**Prompt:**
Extract the listing in its entirety, keeping each line identical to the original.

**Data provided:**

*** Block opens ***

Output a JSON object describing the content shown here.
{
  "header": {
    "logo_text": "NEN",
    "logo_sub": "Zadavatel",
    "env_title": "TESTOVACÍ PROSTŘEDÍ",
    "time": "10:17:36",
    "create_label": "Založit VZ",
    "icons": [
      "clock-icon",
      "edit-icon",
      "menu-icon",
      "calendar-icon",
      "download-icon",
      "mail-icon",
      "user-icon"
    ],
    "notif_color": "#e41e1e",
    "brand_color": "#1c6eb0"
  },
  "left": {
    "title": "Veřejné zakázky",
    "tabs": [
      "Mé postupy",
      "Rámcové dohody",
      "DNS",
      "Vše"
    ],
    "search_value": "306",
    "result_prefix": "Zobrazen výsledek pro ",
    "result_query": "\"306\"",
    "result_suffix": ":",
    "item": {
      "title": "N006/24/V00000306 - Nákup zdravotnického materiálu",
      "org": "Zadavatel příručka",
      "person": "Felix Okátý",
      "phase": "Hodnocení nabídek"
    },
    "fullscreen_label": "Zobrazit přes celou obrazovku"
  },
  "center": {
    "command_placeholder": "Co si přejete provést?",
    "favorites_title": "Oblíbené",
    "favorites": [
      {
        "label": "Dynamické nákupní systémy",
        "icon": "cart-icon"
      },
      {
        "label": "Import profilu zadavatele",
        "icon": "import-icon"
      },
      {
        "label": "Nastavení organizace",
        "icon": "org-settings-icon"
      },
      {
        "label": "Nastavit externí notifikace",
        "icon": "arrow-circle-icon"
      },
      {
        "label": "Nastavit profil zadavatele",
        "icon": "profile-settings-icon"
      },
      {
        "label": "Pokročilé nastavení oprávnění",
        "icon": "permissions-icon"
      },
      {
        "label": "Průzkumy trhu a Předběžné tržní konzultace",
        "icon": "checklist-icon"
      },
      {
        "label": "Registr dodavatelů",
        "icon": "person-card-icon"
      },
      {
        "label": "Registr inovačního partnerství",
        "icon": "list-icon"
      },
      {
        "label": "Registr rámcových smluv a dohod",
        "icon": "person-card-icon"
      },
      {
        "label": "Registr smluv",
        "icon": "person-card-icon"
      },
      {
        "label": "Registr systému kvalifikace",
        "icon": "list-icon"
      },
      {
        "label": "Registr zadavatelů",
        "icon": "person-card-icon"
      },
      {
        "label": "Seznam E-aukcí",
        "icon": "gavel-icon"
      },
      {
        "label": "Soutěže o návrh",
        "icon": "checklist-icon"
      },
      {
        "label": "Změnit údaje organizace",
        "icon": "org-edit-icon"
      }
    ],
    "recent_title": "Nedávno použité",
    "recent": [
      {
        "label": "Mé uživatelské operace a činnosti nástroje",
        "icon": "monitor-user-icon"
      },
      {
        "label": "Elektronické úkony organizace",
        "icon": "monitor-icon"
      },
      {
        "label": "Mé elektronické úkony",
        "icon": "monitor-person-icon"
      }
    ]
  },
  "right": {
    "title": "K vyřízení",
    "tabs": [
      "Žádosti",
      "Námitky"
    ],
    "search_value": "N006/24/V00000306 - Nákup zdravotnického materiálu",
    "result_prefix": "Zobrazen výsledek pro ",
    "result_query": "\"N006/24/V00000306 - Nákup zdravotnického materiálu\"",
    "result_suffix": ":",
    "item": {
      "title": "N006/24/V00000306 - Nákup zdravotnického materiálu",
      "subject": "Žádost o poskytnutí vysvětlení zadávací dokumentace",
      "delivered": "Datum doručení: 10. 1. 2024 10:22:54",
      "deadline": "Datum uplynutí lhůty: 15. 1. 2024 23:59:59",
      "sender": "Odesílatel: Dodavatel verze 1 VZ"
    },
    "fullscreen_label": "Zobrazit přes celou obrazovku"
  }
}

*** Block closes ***

**Solution to this exercise:**
Output a JSON object describing the content shown here.
{
  "header": {
    "logo_text": "NEN",
    "logo_sub": "Zadavatel",
    "env_title": "TESTOVACÍ PROSTŘEDÍ",
    "time": "10:17:36",
    "create_label": "Založit VZ",
    "icons": [
      "clock-icon",
      "edit-icon",
      "menu-icon",
      "calendar-icon",
      "download-icon",
      "mail-icon",
      "user-icon"
    ],
    "notif_color": "#e41e1e",
    "brand_color": "#1c6eb0"
  },
  "left": {
    "title": "Veřejné zakázky",
    "tabs": [
      "Mé postupy",
      "Rámcové dohody",
      "DNS",
      "Vše"
    ],
    "search_value": "306",
    "result_prefix": "Zobrazen výsledek pro ",
    "result_query": "\"306\"",
    "result_suffix": ":",
    "item": {
      "title": "N006/24/V00000306 - Nákup zdravotnického materiálu",
      "org": "Zadavatel příručka",
      "person": "Felix Okátý",
      "phase": "Hodnocení nabídek"
    },
    "fullscreen_label": "Zobrazit přes celou obrazovku"
  },
  "center": {
    "command_placeholder": "Co si přejete provést?",
    "favorites_title": "Oblíbené",
    "favorites": [
      {
        "label": "Dynamické nákupní systémy",
        "icon": "cart-icon"
      },
      {
        "label": "Import profilu zadavatele",
        "icon": "import-icon"
      },
      {
        "label": "Nastavení organizace",
        "icon": "org-settings-icon"
      },
      {
        "label": "Nastavit externí notifikace",
        "icon": "arrow-circle-icon"
      },
      {
        "label": "Nastavit profil zadavatele",
        "icon": "profile-settings-icon"
      },
      {
        "label": "Pokročilé nastavení oprávnění",
        "icon": "permissions-icon"
      },
      {
        "label": "Průzkumy trhu a Předběžné tržní konzultace",
        "icon": "checklist-icon"
      },
      {
        "label": "Registr dodavatelů",
        "icon": "person-card-icon"
      },
      {
        "label": "Registr inovačního partnerství",
        "icon": "list-icon"
      },
      {
        "label": "Registr rámcových smluv a dohod",
        "icon": "person-card-icon"
      },
      {
        "label": "Registr smluv",
        "icon": "person-card-icon"
      },
      {
        "label": "Registr systému kvalifikace",
        "icon": "list-icon"
      },
      {
        "label": "Registr zadavatelů",
        "icon": "person-card-icon"
      },
      {
        "label": "Seznam E-aukcí",
        "icon": "gavel-icon"
      },
      {
        "label": "Soutěže o návrh",
        "icon": "checklist-icon"
      },
      {
        "label": "Změnit údaje organizace",
        "icon": "org-edit-icon"
      }
    ],
    "recent_title": "Nedávno použité",
    "recent": [
      {
        "label": "Mé uživatelské operace a činnosti nástroje",
        "icon": "monitor-user-icon"
      },
      {
        "label": "Elektronické úkony organizace",
        "icon": "monitor-icon"
      },
      {
        "label": "Mé elektronické úkony",
        "icon": "monitor-person-icon"
      }
    ]
  },
  "right": {
    "title": "K vyřízení",
    "tabs": [
      "Žádosti",
      "Námitky"
    ],
    "search_value": "N006/24/V00000306 - Nákup zdravotnického materiálu",
    "result_prefix": "Zobrazen výsledek pro ",
    "result_query": "\"N006/24/V00000306 - Nákup zdravotnického materiálu\"",
    "result_suffix": ":",
    "item": {
      "title": "N006/24/V00000306 - Nákup zdravotnického materiálu",
      "subject": "Žádost o poskytnutí vysvětlení zadávací dokumentace",
      "delivered": "Datum doručení: 10. 1. 2024 10:22:54",
      "deadline": "Datum uplynutí lhůty: 15. 1. 2024 23:59:59",
      "sender": "Odesílatel: Dodavatel verze 1 VZ"
    },
    "fullscreen_label": "Zobrazit přes celou obrazovku"
  }
}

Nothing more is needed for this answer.